REQUIRED ACTION -> Report the number of lines in the data below that hold "úseku", without any other words.

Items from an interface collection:
________________________
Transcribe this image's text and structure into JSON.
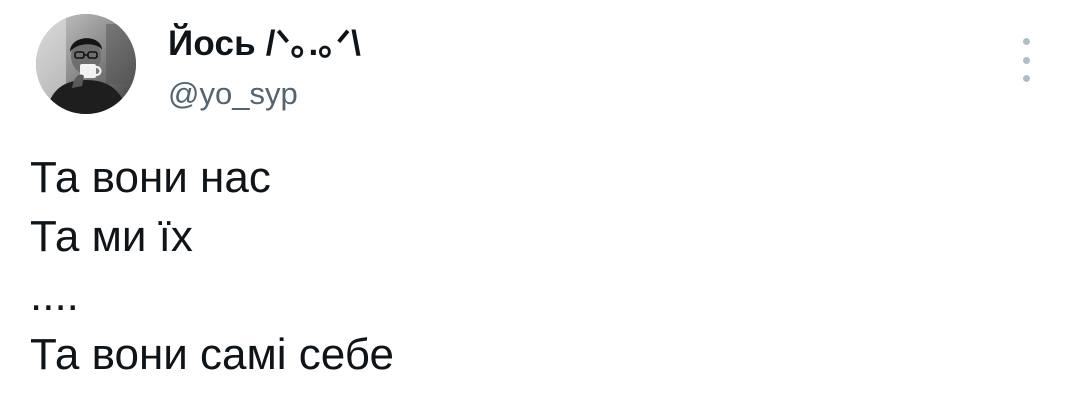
{
  "author": {
    "display_name": "Йось /ᐠ｡.｡ᐟ\\",
    "handle": "@yo_syp",
    "avatar_icon": "profile-photo"
  },
  "tweet": {
    "lines": [
      "Та вони нас",
      "Та ми їх",
      "....",
      "Та вони самі себе"
    ]
  },
  "menu": {
    "icon": "more-vertical-icon"
  },
  "colors": {
    "text": "#0f1419",
    "secondary": "#536471",
    "dots": "#b0bec5",
    "background": "#ffffff"
  }
}
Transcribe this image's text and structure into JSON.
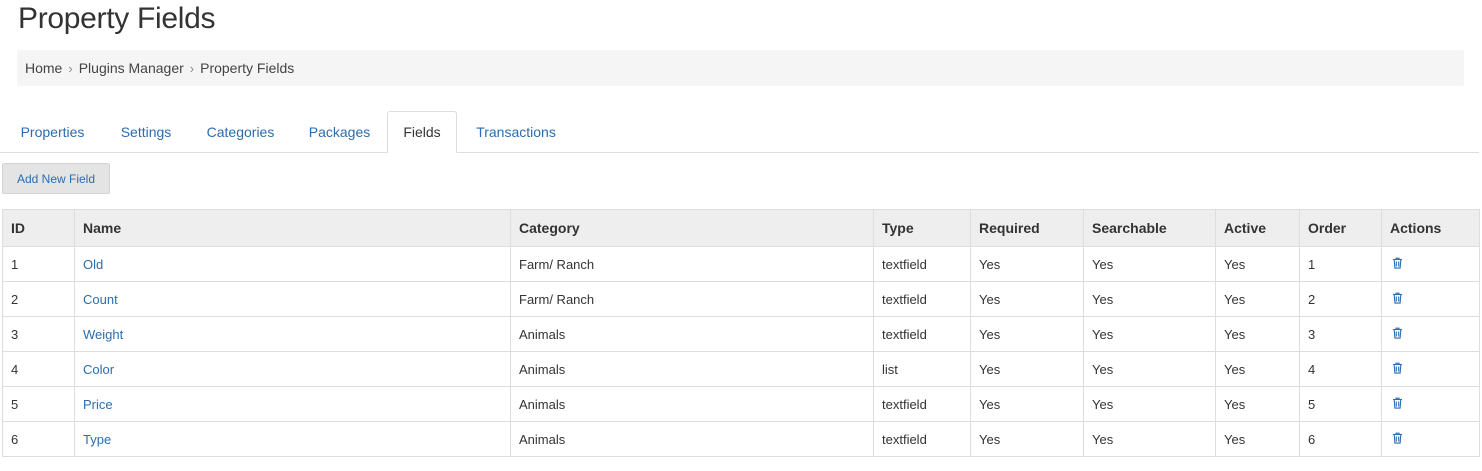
{
  "page": {
    "title": "Property Fields"
  },
  "breadcrumb": [
    {
      "label": "Home"
    },
    {
      "label": "Plugins Manager"
    },
    {
      "label": "Property Fields"
    }
  ],
  "tabs": [
    {
      "label": "Properties",
      "active": false
    },
    {
      "label": "Settings",
      "active": false
    },
    {
      "label": "Categories",
      "active": false
    },
    {
      "label": "Packages",
      "active": false
    },
    {
      "label": "Fields",
      "active": true
    },
    {
      "label": "Transactions",
      "active": false
    }
  ],
  "toolbar": {
    "add_label": "Add New Field"
  },
  "table": {
    "columns": [
      "ID",
      "Name",
      "Category",
      "Type",
      "Required",
      "Searchable",
      "Active",
      "Order",
      "Actions"
    ],
    "rows": [
      {
        "id": "1",
        "name": "Old",
        "category": "Farm/ Ranch",
        "type": "textfield",
        "required": "Yes",
        "searchable": "Yes",
        "active": "Yes",
        "order": "1",
        "action_icon": "trash-icon"
      },
      {
        "id": "2",
        "name": "Count",
        "category": "Farm/ Ranch",
        "type": "textfield",
        "required": "Yes",
        "searchable": "Yes",
        "active": "Yes",
        "order": "2",
        "action_icon": "trash-icon"
      },
      {
        "id": "3",
        "name": "Weight",
        "category": "Animals",
        "type": "textfield",
        "required": "Yes",
        "searchable": "Yes",
        "active": "Yes",
        "order": "3",
        "action_icon": "trash-icon"
      },
      {
        "id": "4",
        "name": "Color",
        "category": "Animals",
        "type": "list",
        "required": "Yes",
        "searchable": "Yes",
        "active": "Yes",
        "order": "4",
        "action_icon": "trash-icon"
      },
      {
        "id": "5",
        "name": "Price",
        "category": "Animals",
        "type": "textfield",
        "required": "Yes",
        "searchable": "Yes",
        "active": "Yes",
        "order": "5",
        "action_icon": "trash-icon"
      },
      {
        "id": "6",
        "name": "Type",
        "category": "Animals",
        "type": "textfield",
        "required": "Yes",
        "searchable": "Yes",
        "active": "Yes",
        "order": "6",
        "action_icon": "trash-icon"
      }
    ]
  },
  "colors": {
    "link": "#2a6db0",
    "text": "#333333",
    "header_bg": "#eeeeee",
    "breadcrumb_bg": "#f5f5f5",
    "button_bg": "#e4e4e4",
    "border": "#dddddd"
  }
}
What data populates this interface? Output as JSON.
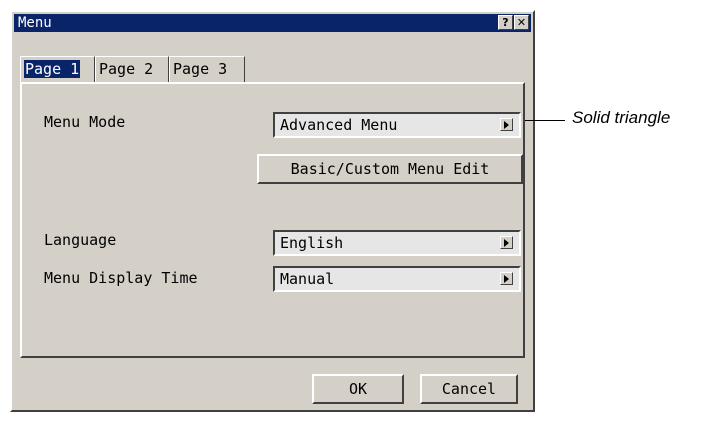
{
  "window": {
    "title": "Menu",
    "help_glyph": "?",
    "close_glyph": "✕"
  },
  "tabs": [
    {
      "label": "Page 1",
      "selected": true
    },
    {
      "label": "Page 2",
      "selected": false
    },
    {
      "label": "Page 3",
      "selected": false
    }
  ],
  "page1": {
    "menu_mode_label": "Menu Mode",
    "menu_mode_value": "Advanced Menu",
    "edit_button": "Basic/Custom Menu Edit",
    "language_label": "Language",
    "language_value": "English",
    "display_time_label": "Menu Display Time",
    "display_time_value": "Manual"
  },
  "footer": {
    "ok": "OK",
    "cancel": "Cancel"
  },
  "annotation": {
    "text": "Solid triangle"
  },
  "icons": [
    "help-icon",
    "close-icon",
    "dropdown-arrow-icon"
  ],
  "colors": {
    "face": "#d4d0c8",
    "titlebar": "#0a246a",
    "field": "#e6e6e6"
  }
}
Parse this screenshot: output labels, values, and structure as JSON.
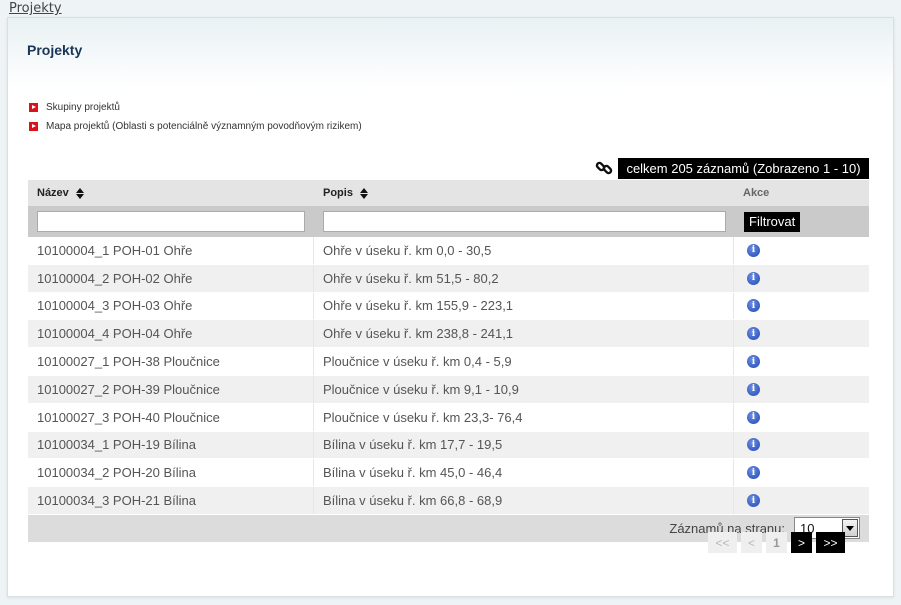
{
  "breadcrumb": "Projekty",
  "page_title": "Projekty",
  "links": [
    {
      "label": "Skupiny projektů"
    },
    {
      "label": "Mapa projektů (Oblasti s potenciálně významným povodňovým rizikem)"
    }
  ],
  "icons": {
    "link": "link-chain-icon",
    "info": "info-icon",
    "arrow": "red-arrow-icon"
  },
  "total_badge": "celkem 205 záznamů (Zobrazeno 1 - 10)",
  "table": {
    "headers": {
      "name": "Název",
      "description": "Popis",
      "actions": "Akce"
    },
    "filter": {
      "name_value": "",
      "description_value": "",
      "button_label": "Filtrovat"
    },
    "rows": [
      {
        "name": "10100004_1 POH-01 Ohře",
        "description": "Ohře v úseku ř. km 0,0 - 30,5"
      },
      {
        "name": "10100004_2 POH-02 Ohře",
        "description": "Ohře v úseku ř. km 51,5 - 80,2"
      },
      {
        "name": "10100004_3 POH-03 Ohře",
        "description": "Ohře v úseku ř. km 155,9 - 223,1"
      },
      {
        "name": "10100004_4 POH-04 Ohře",
        "description": "Ohře v úseku ř. km 238,8 - 241,1"
      },
      {
        "name": "10100027_1 POH-38 Ploučnice",
        "description": "Ploučnice v úseku ř. km 0,4 - 5,9"
      },
      {
        "name": "10100027_2 POH-39 Ploučnice",
        "description": "Ploučnice v úseku ř. km 9,1 - 10,9"
      },
      {
        "name": "10100027_3 POH-40 Ploučnice",
        "description": "Ploučnice v úseku ř. km 23,3- 76,4"
      },
      {
        "name": "10100034_1 POH-19 Bílina",
        "description": "Bílina v úseku ř. km 17,7 - 19,5"
      },
      {
        "name": "10100034_2 POH-20 Bílina",
        "description": "Bílina v úseku ř. km 45,0 - 46,4"
      },
      {
        "name": "10100034_3 POH-21 Bílina",
        "description": "Bílina v úseku ř. km 66,8 - 68,9"
      }
    ],
    "per_page_label": "Záznamů na stranu:",
    "per_page_value": "10"
  },
  "pager": {
    "first": "<<",
    "prev": "<",
    "current": "1",
    "next": ">",
    "last": ">>"
  }
}
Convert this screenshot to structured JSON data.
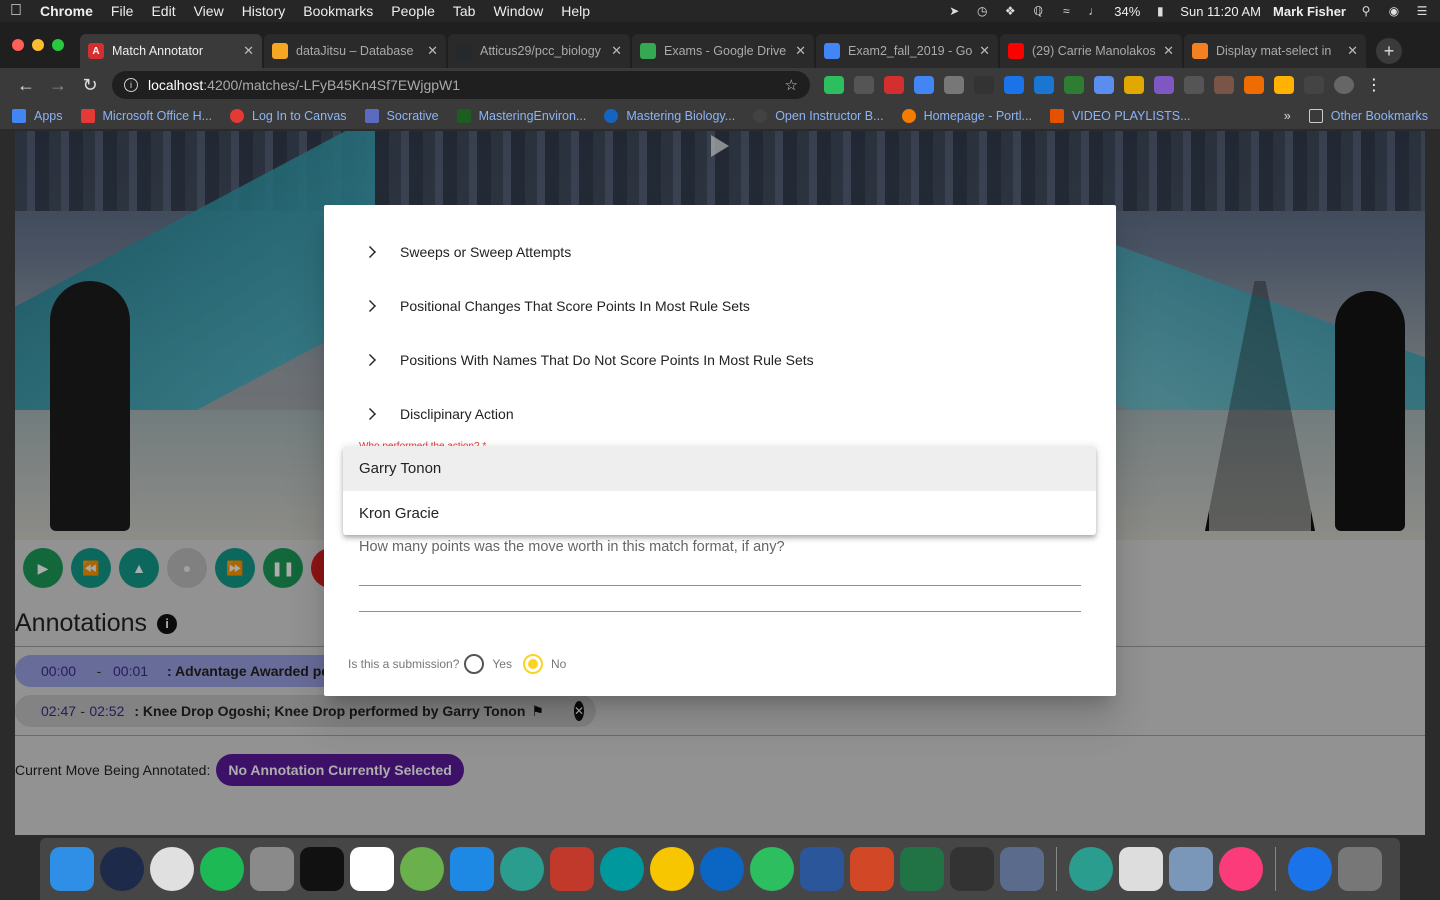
{
  "menubar": {
    "app_name": "Chrome",
    "items": [
      "File",
      "Edit",
      "View",
      "History",
      "Bookmarks",
      "People",
      "Tab",
      "Window",
      "Help"
    ],
    "battery": "34%",
    "clock": "Sun 11:20 AM",
    "user": "Mark Fisher"
  },
  "tabs": [
    {
      "title": "Match Annotator",
      "favicon_color": "#d32f2f",
      "favicon_glyph": "A"
    },
    {
      "title": "dataJitsu – Database",
      "favicon_color": "#f5a623",
      "favicon_glyph": ""
    },
    {
      "title": "Atticus29/pcc_biology",
      "favicon_color": "#24292e",
      "favicon_glyph": ""
    },
    {
      "title": "Exams - Google Drive",
      "favicon_color": "#34a853",
      "favicon_glyph": ""
    },
    {
      "title": "Exam2_fall_2019 - Google",
      "favicon_color": "#4285f4",
      "favicon_glyph": ""
    },
    {
      "title": "(29) Carrie Manolakos",
      "favicon_color": "#ff0000",
      "favicon_glyph": ""
    },
    {
      "title": "Display mat-select in",
      "favicon_color": "#f48024",
      "favicon_glyph": ""
    }
  ],
  "omnibox": {
    "host": "localhost",
    "path": ":4200/matches/-LFyB45Kn4Sf7EWjgpW1"
  },
  "bookmarks": [
    {
      "label": "Apps",
      "color": "#4285f4"
    },
    {
      "label": "Microsoft Office H...",
      "color": "#e53935"
    },
    {
      "label": "Log In to Canvas",
      "color": "#e53935"
    },
    {
      "label": "Socrative",
      "color": "#5c6bc0"
    },
    {
      "label": "MasteringEnviron...",
      "color": "#1b5e20"
    },
    {
      "label": "Mastering Biology...",
      "color": "#1565c0"
    },
    {
      "label": "Open Instructor B...",
      "color": "#424242"
    },
    {
      "label": "Homepage - Portl...",
      "color": "#f57c00"
    },
    {
      "label": "VIDEO PLAYLISTS...",
      "color": "#e65100"
    }
  ],
  "other_bookmarks": "Other Bookmarks",
  "dialog": {
    "tree_items": [
      "Sweeps or Sweep Attempts",
      "Positional Changes That Score Points In Most Rule Sets",
      "Positions With Names That Do Not Score Points In Most Rule Sets",
      "Disclipinary Action"
    ],
    "performer_label": "Who performed the action? *",
    "points_placeholder": "How many points was the move worth in this match format, if any?",
    "submission_question": "Is this a submission?",
    "submission_options": [
      "Yes",
      "No"
    ],
    "submission_selected": "No"
  },
  "select_panel": {
    "options": [
      "Garry Tonon",
      "Kron Gracie"
    ]
  },
  "annotations": {
    "title": "Annotations",
    "rows": [
      {
        "start": "00:00",
        "end": "00:01",
        "desc": ": Advantage Awarded perf"
      },
      {
        "start": "02:47",
        "end": "02:52",
        "desc": ": Knee Drop Ogoshi; Knee Drop performed by Garry Tonon"
      }
    ],
    "current_label": "Current Move Being Annotated:",
    "current_chip": "No Annotation Currently Selected"
  },
  "colors": {
    "accent_purple": "#5a1a9a",
    "player_green": "#1b9a56",
    "radio_yellow": "#f9d423"
  }
}
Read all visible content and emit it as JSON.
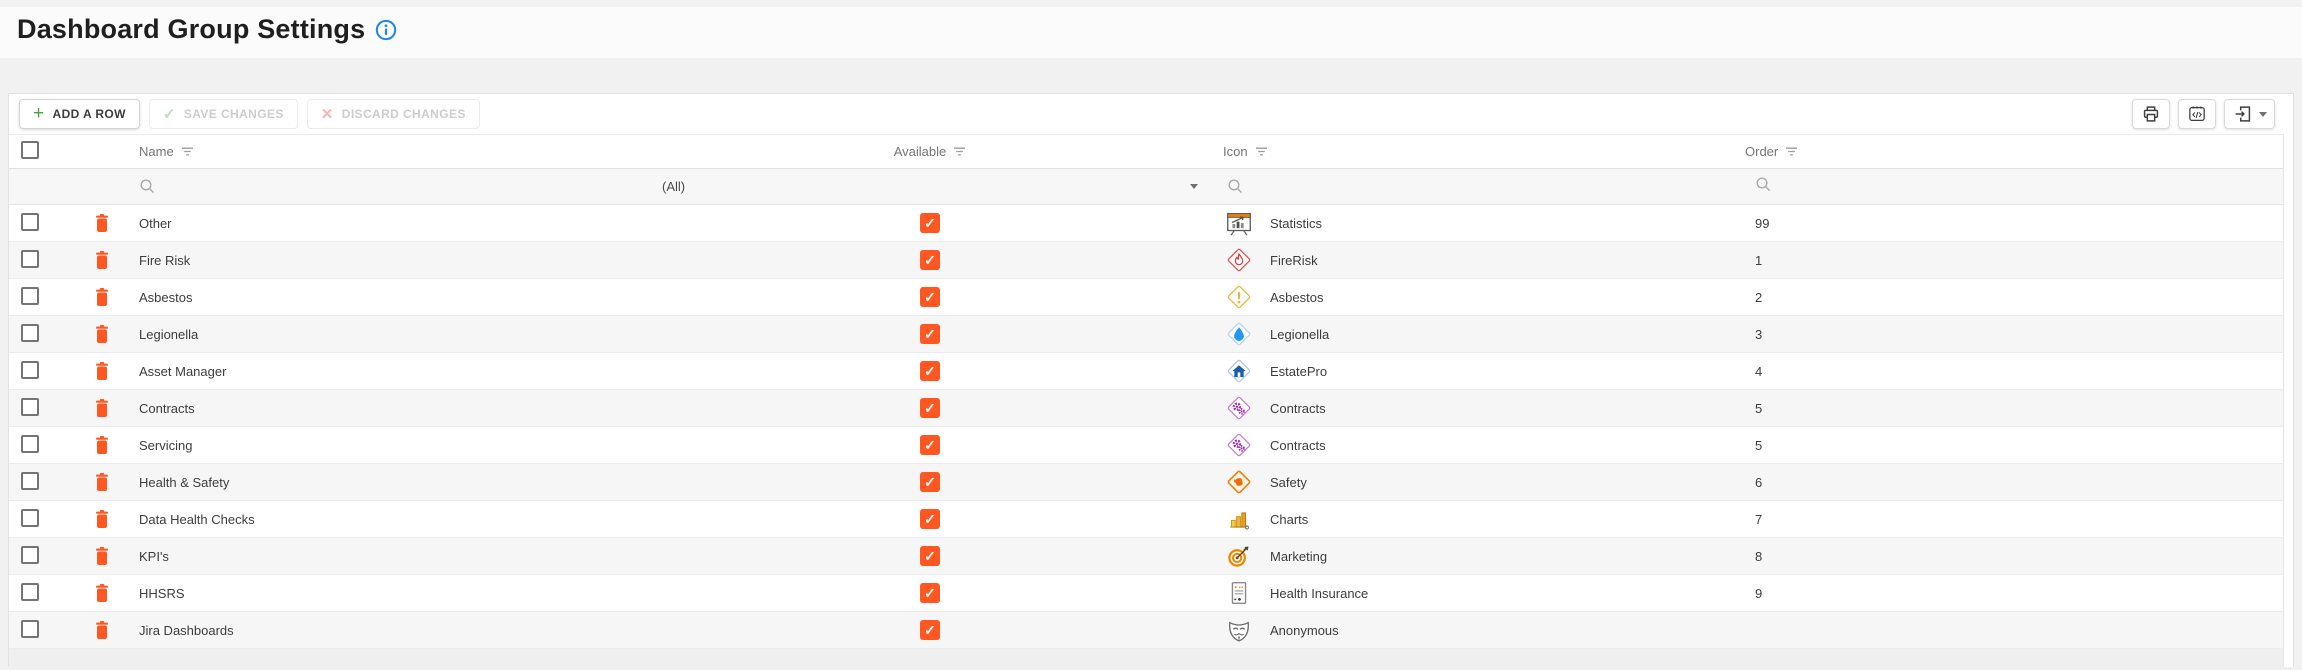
{
  "page": {
    "title": "Dashboard Group Settings",
    "info_icon": "info-icon"
  },
  "toolbar": {
    "add_row_label": "ADD A ROW",
    "save_changes_label": "SAVE CHANGES",
    "discard_changes_label": "DISCARD CHANGES",
    "icon_buttons": [
      "print-icon",
      "code-export-icon",
      "export-file-icon"
    ]
  },
  "grid": {
    "columns": {
      "name": "Name",
      "available": "Available",
      "icon": "Icon",
      "order": "Order"
    },
    "filter_row": {
      "available_filter_value": "(All)"
    },
    "rows": [
      {
        "name": "Other",
        "available": true,
        "icon": "statistics",
        "icon_label": "Statistics",
        "order": "99"
      },
      {
        "name": "Fire Risk",
        "available": true,
        "icon": "firerisk",
        "icon_label": "FireRisk",
        "order": "1"
      },
      {
        "name": "Asbestos",
        "available": true,
        "icon": "asbestos",
        "icon_label": "Asbestos",
        "order": "2"
      },
      {
        "name": "Legionella",
        "available": true,
        "icon": "legionella",
        "icon_label": "Legionella",
        "order": "3"
      },
      {
        "name": "Asset Manager",
        "available": true,
        "icon": "estatepro",
        "icon_label": "EstatePro",
        "order": "4"
      },
      {
        "name": "Contracts",
        "available": true,
        "icon": "contracts",
        "icon_label": "Contracts",
        "order": "5"
      },
      {
        "name": "Servicing",
        "available": true,
        "icon": "contracts",
        "icon_label": "Contracts",
        "order": "5"
      },
      {
        "name": "Health & Safety",
        "available": true,
        "icon": "safety",
        "icon_label": "Safety",
        "order": "6"
      },
      {
        "name": "Data Health Checks",
        "available": true,
        "icon": "charts",
        "icon_label": "Charts",
        "order": "7"
      },
      {
        "name": "KPI's",
        "available": true,
        "icon": "marketing",
        "icon_label": "Marketing",
        "order": "8"
      },
      {
        "name": "HHSRS",
        "available": true,
        "icon": "healthinsurance",
        "icon_label": "Health Insurance",
        "order": "9"
      },
      {
        "name": "Jira Dashboards",
        "available": true,
        "icon": "anonymous",
        "icon_label": "Anonymous",
        "order": ""
      }
    ]
  },
  "colors": {
    "accent_orange": "#ff5722",
    "add_green": "#43a047",
    "info_blue": "#1e88e5",
    "disabled_green": "#bcdfbd",
    "disabled_red": "#f1b8b4"
  }
}
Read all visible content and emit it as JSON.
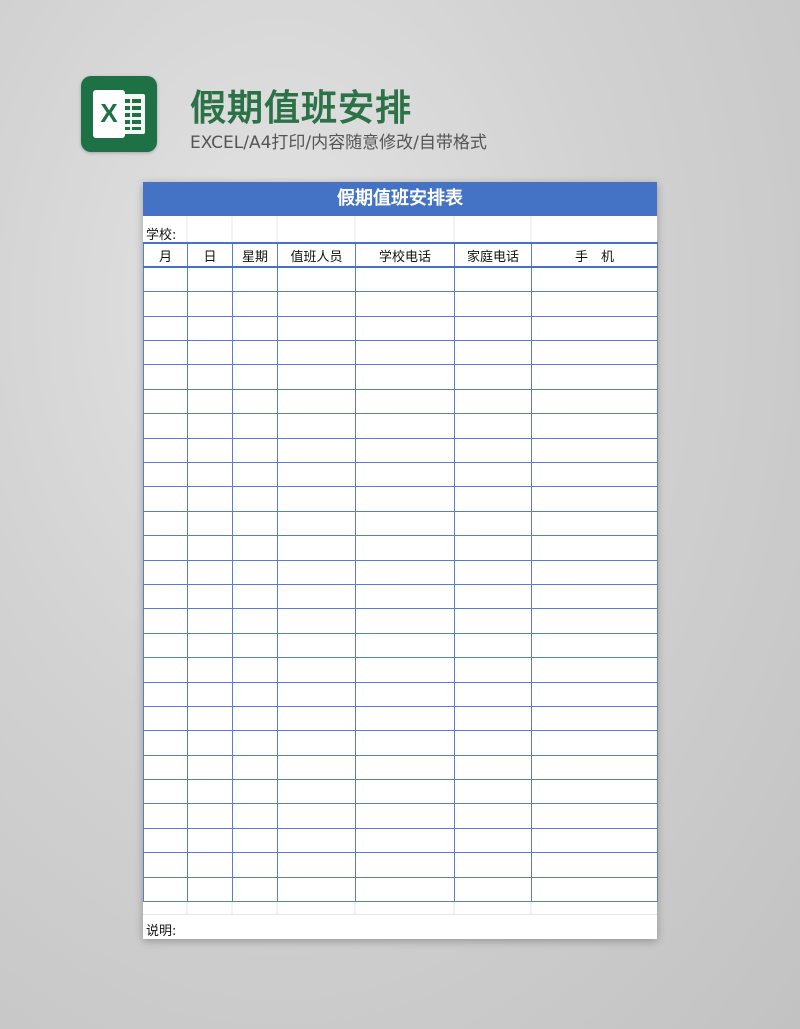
{
  "header": {
    "title": "假期值班安排",
    "subtitle": "EXCEL/A4打印/内容随意修改/自带格式",
    "icon": "excel-icon",
    "icon_letter": "X"
  },
  "sheet": {
    "title": "假期值班安排表",
    "school_label": "学校:",
    "columns": [
      "月",
      "日",
      "星期",
      "值班人员",
      "学校电话",
      "家庭电话",
      "手　机"
    ],
    "note_label": "说明:"
  },
  "colors": {
    "accent": "#4472c4",
    "brand": "#1e7145",
    "title_green": "#2c7247"
  }
}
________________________
OUTPUT -> 10